Not everyone can do the JOB of being an artist, even if it is their passion. How do you balance the business end of the musician life with the artistic—and do they ever clash?
This is the perfect question to follow the previous one. Yes, in the past they have clashed considerably. But I was looking at it in the wrong way. Very wrong. It’s way too long and involved to go into but as succinctly as possible I would say there are ways, very cool creative ways of combining these two seemingly opposed elements. I suggest a book, and I think I have a reputation for being a tad skeptical, particularly of bullshit, but I recommend Ask and It is Given by Abraham Hicks. ‘Nuff said.
You’ve been doing this musician life for what? 20 years? You’ve been through a lot: the highs and lows of the record industry, car accidents, moves around the country—what are some of the ways/things that have helped you keep going?
I just fucking love doing it. With the exception of hanging with my son, when I’m on stage I’m the most comfortable I am anywhere. It’s the only thing, other than being a father, that I do great. There’s absolutely nothing like what I do so, ha, I’m the best at it. If I want to sing about love or heartbreak, or sex or the horror of Glenn Beck, tell a joke, do a dance, play a punk rock song, ballad, polka, I can go at it full throttle and no one can tell me I can’t. Check it out: I got a job I LOVE, I get paid, people dig it and I CAN SAY WHATEVER THE FUCK I WANT! That makes me a very lucky man.
Okay, totally self-indulgent question alert! I know you have a family and you have other artistic pursuits, like painting and spoken word projects. I just had a kid myself and I am dying to know how the heck do you balance the artist life with family life?

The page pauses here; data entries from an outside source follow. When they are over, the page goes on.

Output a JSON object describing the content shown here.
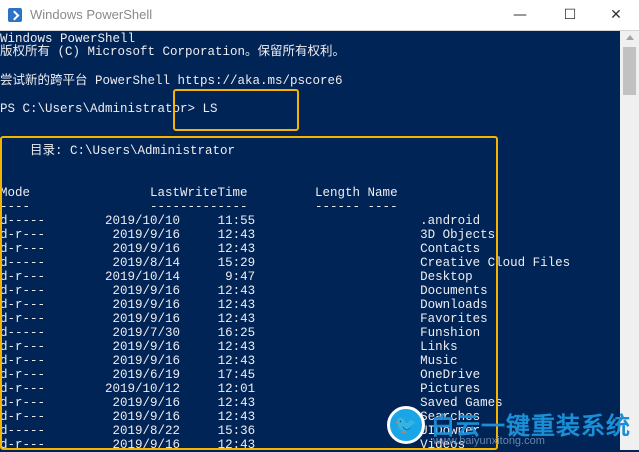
{
  "window": {
    "title": "Windows PowerShell",
    "minimize_icon": "minimize-icon",
    "maximize_icon": "maximize-icon",
    "close_icon": "close-icon",
    "minimize_glyph": "—",
    "maximize_glyph": "☐",
    "close_glyph": "✕"
  },
  "console": {
    "header_lines": [
      "Windows PowerShell",
      "版权所有 (C) Microsoft Corporation。保留所有权利。",
      "",
      "尝试新的跨平台 PowerShell https://aka.ms/pscore6",
      "",
      "PS C:\\Users\\Administrator> LS"
    ],
    "directory_line": "    目录: C:\\Users\\Administrator",
    "table_header": "Mode                LastWriteTime         Length Name",
    "table_separator": "----                -------------         ------ ----",
    "rows": [
      {
        "mode": "d-----",
        "date": "2019/10/10",
        "time": "11:55",
        "name": ".android"
      },
      {
        "mode": "d-r---",
        "date": "2019/9/16",
        "time": "12:43",
        "name": "3D Objects"
      },
      {
        "mode": "d-r---",
        "date": "2019/9/16",
        "time": "12:43",
        "name": "Contacts"
      },
      {
        "mode": "d-----",
        "date": "2019/8/14",
        "time": "15:29",
        "name": "Creative Cloud Files"
      },
      {
        "mode": "d-r---",
        "date": "2019/10/14",
        "time": "9:47",
        "name": "Desktop"
      },
      {
        "mode": "d-r---",
        "date": "2019/9/16",
        "time": "12:43",
        "name": "Documents"
      },
      {
        "mode": "d-r---",
        "date": "2019/9/16",
        "time": "12:43",
        "name": "Downloads"
      },
      {
        "mode": "d-r---",
        "date": "2019/9/16",
        "time": "12:43",
        "name": "Favorites"
      },
      {
        "mode": "d-----",
        "date": "2019/7/30",
        "time": "16:25",
        "name": "Funshion"
      },
      {
        "mode": "d-r---",
        "date": "2019/9/16",
        "time": "12:43",
        "name": "Links"
      },
      {
        "mode": "d-r---",
        "date": "2019/9/16",
        "time": "12:43",
        "name": "Music"
      },
      {
        "mode": "d-r---",
        "date": "2019/6/19",
        "time": "17:45",
        "name": "OneDrive"
      },
      {
        "mode": "d-r---",
        "date": "2019/10/12",
        "time": "12:01",
        "name": "Pictures"
      },
      {
        "mode": "d-r---",
        "date": "2019/9/16",
        "time": "12:43",
        "name": "Saved Games"
      },
      {
        "mode": "d-r---",
        "date": "2019/9/16",
        "time": "12:43",
        "name": "Searches"
      },
      {
        "mode": "d-----",
        "date": "2019/8/22",
        "time": "15:36",
        "name": "UIDowner"
      },
      {
        "mode": "d-r---",
        "date": "2019/9/16",
        "time": "12:43",
        "name": "Videos"
      }
    ]
  },
  "watermark": {
    "title": "白云一键重装系统",
    "url": "www.baiyunxitong.com",
    "icon": "twitter-bird-icon",
    "glyph": "🐦"
  },
  "colors": {
    "console_bg": "#012456",
    "console_text": "#eeedf0",
    "highlight": "#f4b400",
    "watermark_blue": "#1a8fd6"
  }
}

I might not be the guy to ask. Totally faithful and sober for 25 years and my wife left me a year ago. Coming out of some very dark times because, gulp, I still love her like mad. Reconciliation? Probably not although this could turn out to be a love story of historic proportions. As I said I’m with my son all the time and at worst I think my wife and I will be great friends and great parents to a great kid. Fuck if I know, good luck. I would say this though: Never betray, honesty is the best policy and it’s better to have loved and lost than to blah, blah, blah…

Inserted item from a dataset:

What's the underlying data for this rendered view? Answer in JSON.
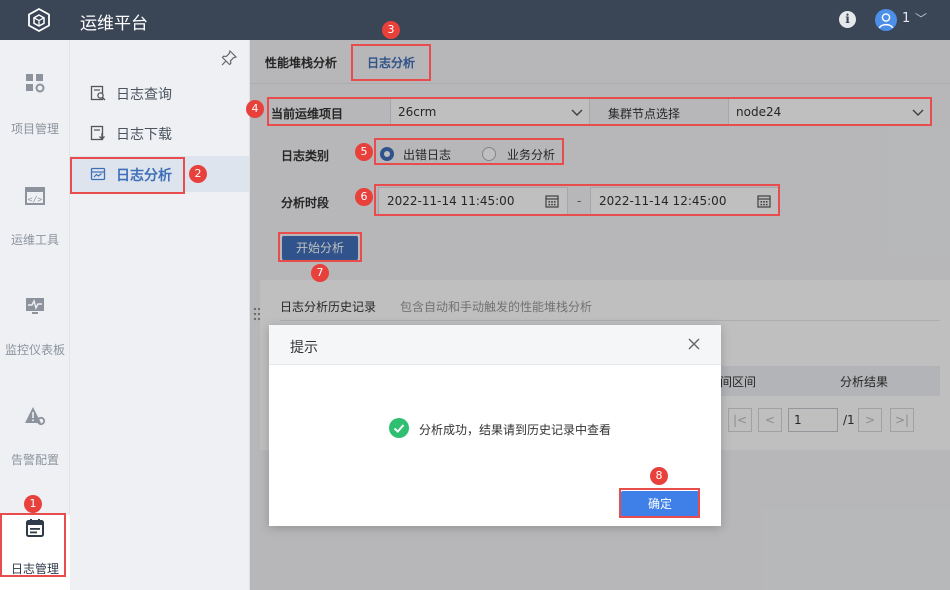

What are you working on now?
I’m writing a song a day and recording a video of it on my website www.hamelltv.com . I’m up to 206 songs. Idle hands are the devil’s playground so it’s been keeping me busy and out of trouble, (read: suicide) through this hellish period. I’ll releasing the best 15 of the first 100, rerecorded and mastered through my label Such-A-Punch Media with my business partner Kris Carter. We’ve also started recorded an album called Tacklebox, (because it has so many hooks) with full instrumentation that will be released through Ani DiFranco’s Righteous Babe label before the end of the year. I continue to paint and sell art through my website which has been surprisingly successful and I’m also working on another one man theatrical presentation called, “This is Your Brain on Rock and Roll” which will premiere at the Washington DC Fringe Festival in June.
Do you have any advice for creative types with jobs out there you care to share?

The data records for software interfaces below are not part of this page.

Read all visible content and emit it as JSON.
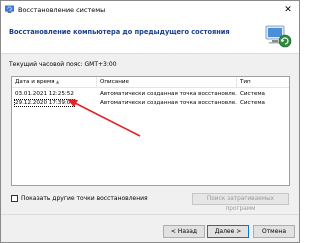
{
  "window": {
    "title": "Восстановление системы",
    "close_glyph": "✕"
  },
  "header": {
    "title": "Восстановление компьютера до предыдущего состояния"
  },
  "timezone": "Текущий часовой пояс: GMT+3:00",
  "table": {
    "columns": [
      "Дата и время",
      "Описание",
      "Тип"
    ],
    "rows": [
      {
        "date": "03.01.2021 12:25:52",
        "description": "Автоматически созданная точка восстановле...",
        "type": "Система"
      },
      {
        "date": "29.12.2020 17:39:08",
        "description": "Автоматически созданная точка восстановле...",
        "type": "Система"
      }
    ]
  },
  "show_more": {
    "label": "Показать другие точки восстановления",
    "checked": false
  },
  "scan_button": "Поиск затрагиваемых программ",
  "buttons": {
    "back": "< Назад",
    "next": "Далее >",
    "cancel": "Отмена"
  },
  "colors": {
    "header_title": "#1a3e8c",
    "arrow": "#e0242a",
    "accent": "#0078d7"
  }
}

You’d better love it. Not the money, not the fame or power, not the press and the clapping just the DOING. Love it, or else get out of the fucking way, you’re a pain the ass for those of us that do. And if you love it it’ll all be worth it, it’s a grand adventure.
Thank you, Hamell on Trial!